After using the Relay for a week my 7 year old is completely sold on it. I think he would have enjoyed it at 3 years as well. I showed him a Qwerty feature phone from a different company and his remarks were “I like the Relay more, it is uncomplicated.” I was halfway curious about a Relay for myself as well since I originally wanted a supercheap phone without bells and whistles. However, for now I’ll stick with TracFone, while I dislike the smartphone I have to use with it to maintain a low monthly rate (15$ mo) I am able to make calls occasionally and receive texts from family. What would be a slam dunk sale for me would be if the Relay allowed outbound and inbound calls and a voice mailbox. Honestly I could live without text messaging and the family members that do text me could just call me if they weren’t so lazy, lol. I’ll put that up for a vote in another thread but I just wanted to chime in on how the marketing of Relay for kids works well for young ones but I can’t really see it’s usability for myself with its current functionality.


Hi all, I’d like to share another successful use-case for Relays…

My father is age 85 and in declining physical health.

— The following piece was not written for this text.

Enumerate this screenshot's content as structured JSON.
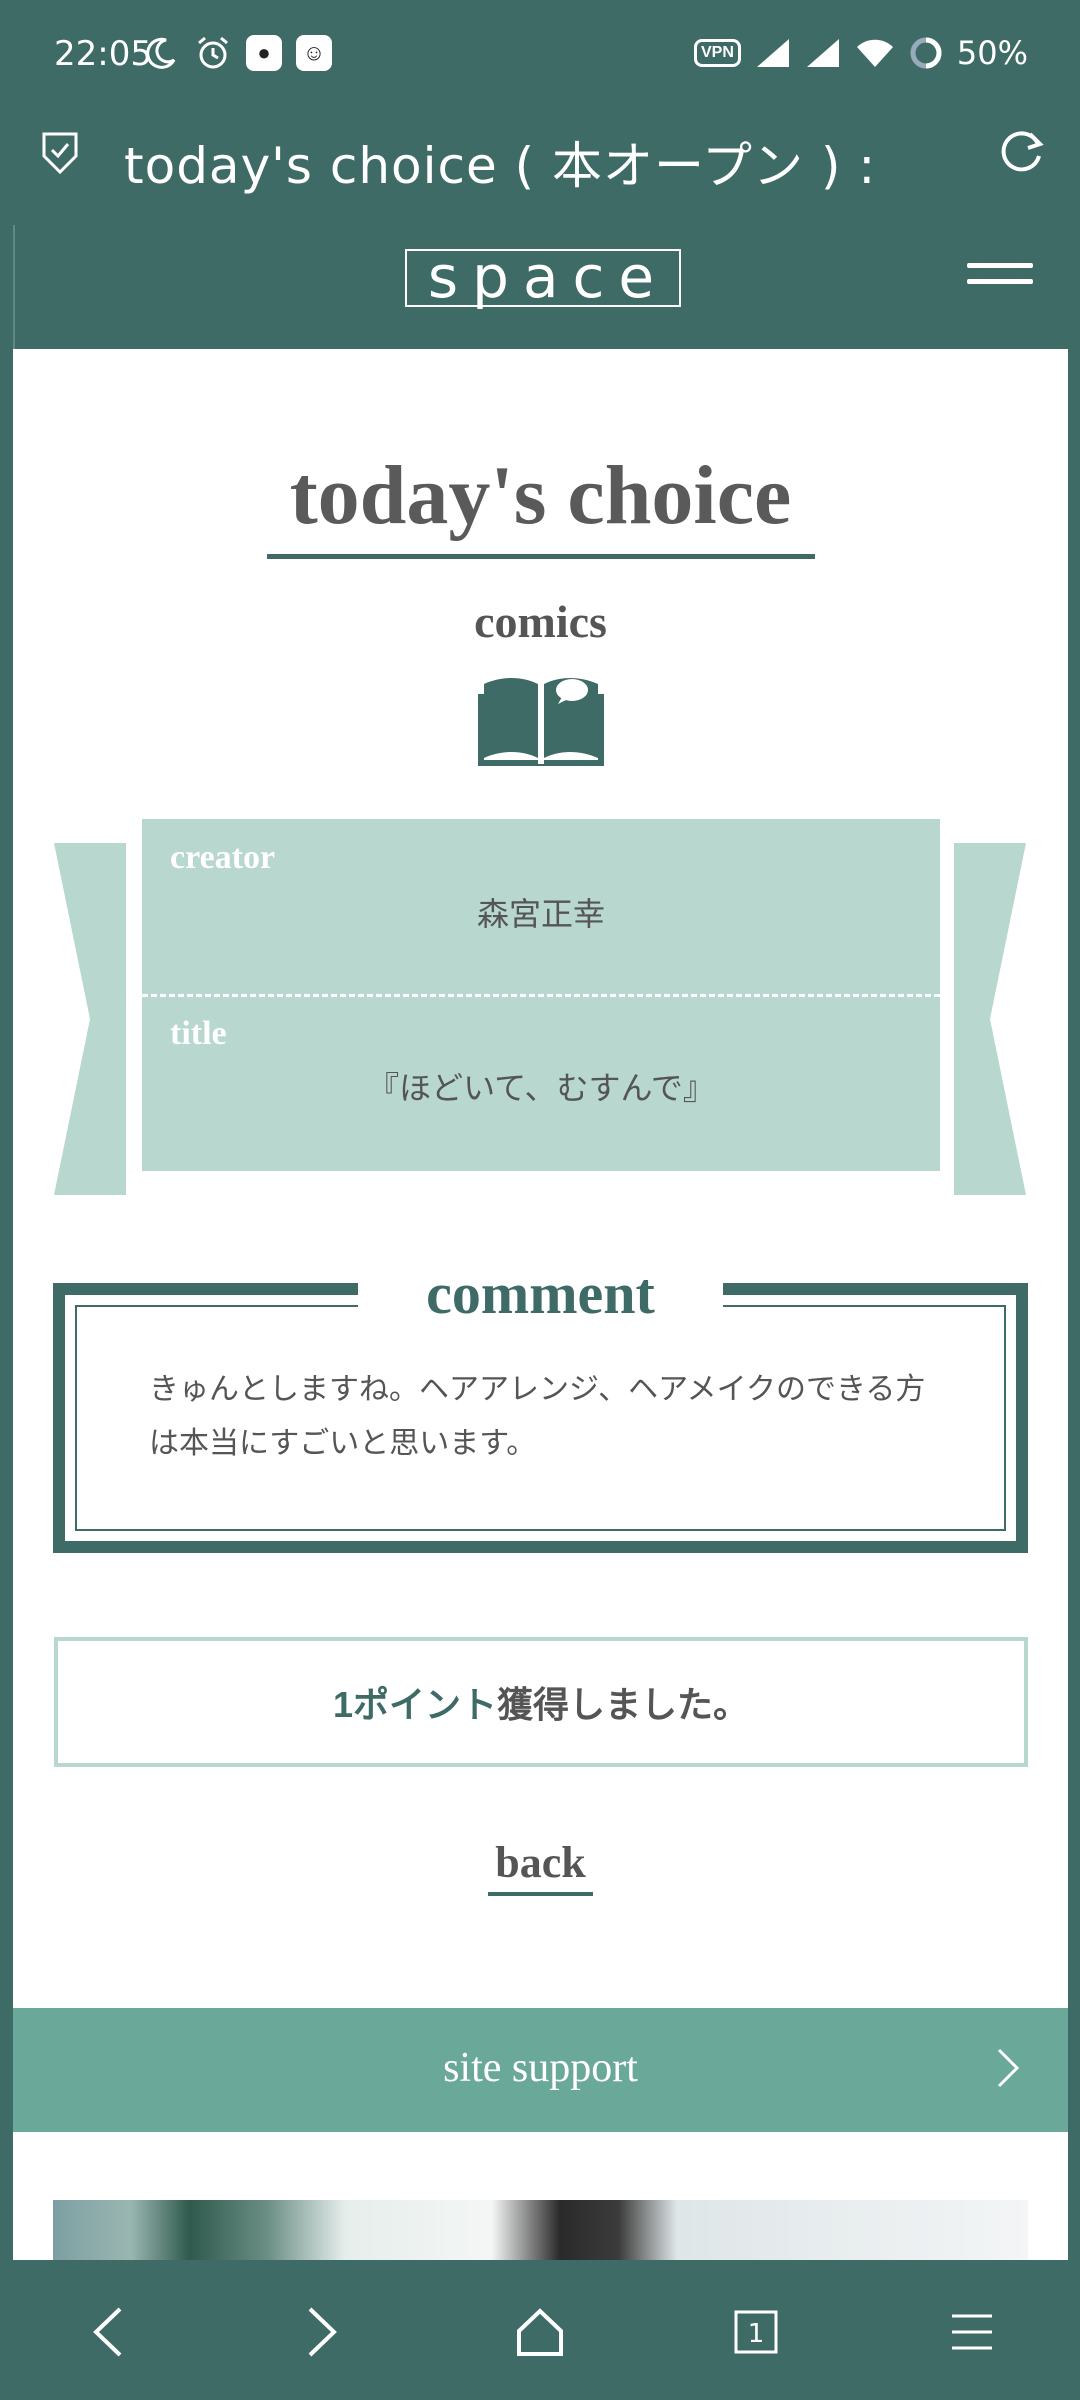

He can no longer walk, is mostly bedridden, and has lost most motor control of his hands and fingers. While he is mentally sharp, he can barely reach or dial a bedside telephone, and he often misses incoming calls because he moves so slow. Using a smartphone is out of the question.

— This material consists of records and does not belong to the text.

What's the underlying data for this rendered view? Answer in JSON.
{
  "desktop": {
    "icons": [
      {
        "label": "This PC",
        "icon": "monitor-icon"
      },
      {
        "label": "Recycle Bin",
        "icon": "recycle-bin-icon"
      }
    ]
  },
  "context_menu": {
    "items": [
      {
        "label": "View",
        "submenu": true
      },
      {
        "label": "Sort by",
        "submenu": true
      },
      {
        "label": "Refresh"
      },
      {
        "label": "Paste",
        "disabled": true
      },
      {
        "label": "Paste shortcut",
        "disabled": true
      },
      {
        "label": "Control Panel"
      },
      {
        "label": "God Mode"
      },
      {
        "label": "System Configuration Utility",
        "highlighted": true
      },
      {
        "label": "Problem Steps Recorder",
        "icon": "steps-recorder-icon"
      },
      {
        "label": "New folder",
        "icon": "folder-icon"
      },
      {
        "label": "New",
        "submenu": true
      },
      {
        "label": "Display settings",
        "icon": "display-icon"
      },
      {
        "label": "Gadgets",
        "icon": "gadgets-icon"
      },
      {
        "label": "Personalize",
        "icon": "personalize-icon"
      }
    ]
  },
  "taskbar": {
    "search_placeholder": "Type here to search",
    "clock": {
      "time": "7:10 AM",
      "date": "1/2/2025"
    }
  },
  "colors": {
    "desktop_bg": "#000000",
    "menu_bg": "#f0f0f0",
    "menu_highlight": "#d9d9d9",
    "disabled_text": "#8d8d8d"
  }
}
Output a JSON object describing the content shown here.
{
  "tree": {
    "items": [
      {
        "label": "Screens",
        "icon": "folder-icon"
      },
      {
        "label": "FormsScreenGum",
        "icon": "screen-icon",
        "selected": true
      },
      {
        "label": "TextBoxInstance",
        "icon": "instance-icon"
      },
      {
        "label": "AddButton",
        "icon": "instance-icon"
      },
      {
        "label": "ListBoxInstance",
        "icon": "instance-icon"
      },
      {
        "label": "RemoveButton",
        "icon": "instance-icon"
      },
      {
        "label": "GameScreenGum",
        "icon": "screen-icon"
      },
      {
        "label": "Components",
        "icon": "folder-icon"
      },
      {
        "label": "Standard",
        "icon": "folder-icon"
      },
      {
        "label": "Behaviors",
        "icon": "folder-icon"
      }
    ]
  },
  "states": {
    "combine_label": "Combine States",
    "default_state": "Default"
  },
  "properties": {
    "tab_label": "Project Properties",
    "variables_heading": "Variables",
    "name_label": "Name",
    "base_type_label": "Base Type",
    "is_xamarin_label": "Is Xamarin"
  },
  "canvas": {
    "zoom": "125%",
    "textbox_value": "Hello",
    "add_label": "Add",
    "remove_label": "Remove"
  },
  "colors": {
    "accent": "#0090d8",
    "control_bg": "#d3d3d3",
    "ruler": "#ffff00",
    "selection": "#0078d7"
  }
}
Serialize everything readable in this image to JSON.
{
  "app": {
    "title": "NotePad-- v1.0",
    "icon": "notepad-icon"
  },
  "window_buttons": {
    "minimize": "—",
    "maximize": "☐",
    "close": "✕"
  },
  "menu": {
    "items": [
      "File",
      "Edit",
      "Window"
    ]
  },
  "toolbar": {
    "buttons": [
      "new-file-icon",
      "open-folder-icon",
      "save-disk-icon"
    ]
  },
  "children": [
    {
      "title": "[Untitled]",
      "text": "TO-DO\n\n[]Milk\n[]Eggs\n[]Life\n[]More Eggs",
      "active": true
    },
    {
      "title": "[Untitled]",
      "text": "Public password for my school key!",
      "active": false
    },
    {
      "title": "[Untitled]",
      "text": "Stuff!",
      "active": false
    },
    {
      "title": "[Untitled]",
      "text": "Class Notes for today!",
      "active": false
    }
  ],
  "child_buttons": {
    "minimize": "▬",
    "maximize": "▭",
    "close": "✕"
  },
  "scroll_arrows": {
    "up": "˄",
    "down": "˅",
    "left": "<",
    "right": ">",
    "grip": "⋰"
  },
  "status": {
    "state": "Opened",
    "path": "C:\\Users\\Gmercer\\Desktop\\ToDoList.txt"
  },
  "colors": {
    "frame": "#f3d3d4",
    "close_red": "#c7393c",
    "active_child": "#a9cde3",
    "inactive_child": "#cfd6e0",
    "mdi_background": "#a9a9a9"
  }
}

When I first saw the announcement for Relays, everything was targeted to kids, but I was struck by a different possibility for the single talk button. I hoped that my father had enough motor control left to use a Relay, and could use it to talk with my mother (his caregiver). I immediately ordered a pair.

They are an incredible success. After several months of using the Relays, both my parents totally love them.

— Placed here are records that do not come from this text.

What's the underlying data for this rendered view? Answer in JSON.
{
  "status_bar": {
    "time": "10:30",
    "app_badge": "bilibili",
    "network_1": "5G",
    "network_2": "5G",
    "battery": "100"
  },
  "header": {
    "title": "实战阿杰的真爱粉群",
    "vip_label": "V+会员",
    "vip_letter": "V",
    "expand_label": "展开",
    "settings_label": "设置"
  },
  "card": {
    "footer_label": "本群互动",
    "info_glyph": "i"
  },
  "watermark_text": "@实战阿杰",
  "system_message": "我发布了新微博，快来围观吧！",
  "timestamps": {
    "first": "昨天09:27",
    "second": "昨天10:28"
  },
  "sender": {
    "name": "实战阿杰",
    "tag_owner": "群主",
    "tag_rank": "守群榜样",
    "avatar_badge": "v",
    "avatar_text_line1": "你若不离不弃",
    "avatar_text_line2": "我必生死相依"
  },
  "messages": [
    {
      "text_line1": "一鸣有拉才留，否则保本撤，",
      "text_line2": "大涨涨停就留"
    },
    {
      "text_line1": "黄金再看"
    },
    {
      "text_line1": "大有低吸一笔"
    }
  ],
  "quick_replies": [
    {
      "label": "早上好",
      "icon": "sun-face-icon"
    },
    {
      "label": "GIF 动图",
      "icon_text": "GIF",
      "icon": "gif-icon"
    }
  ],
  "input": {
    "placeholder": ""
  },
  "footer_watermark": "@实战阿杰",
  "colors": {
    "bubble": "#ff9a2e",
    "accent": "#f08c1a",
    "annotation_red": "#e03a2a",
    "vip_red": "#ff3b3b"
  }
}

My father keeps his Relay by his side day and night. He holds it in both hands, and he can reliably push and hold the talk button while he speaks. It still takes him a long minute to respond to an incoming call, but we all know to wait.

The Relays have enabled my father to easily talk with my mother any time he needs or wants something.

The Relays have freed my mother to go out casually shopping and to have lunch with friends. She checks in with my father conveniently and often, and no longer needs to rush out and back to tend to him.

My parents also use the Relays to communicate from one room to another inside the house. They even use them to talk between bedrooms in the night, while air conditioners are blowing loudly.

The Relays are providing reliable convenient communications for my parents, from any location, day and night. The Relays have made my parents’ lives much less stressful, and I worry less knowing they are always in touch. The Relays are a total success for us. Many thanks!


Thank you for sharing!! This is why we do what we do, thinking of new ways to keep people connected. Understanding how our members use Relay is so important as we continue to grow. This brightened my day and love that Relay has helped your parents in such a meaningful and impactful way!


Hello @Vivi. I’ve been a Republic Wireless customer for over 3 years. Their unlimited talk and text plan (no cellular data) starts at $15/mo + taxes and fees (which for me is around $3.50). I pay around $23.50/mo with then for unlimited tax and text & 1gb of cellular data.

I thought you might at least like to know about that option especially since your family already has a Republic Wireless Relay.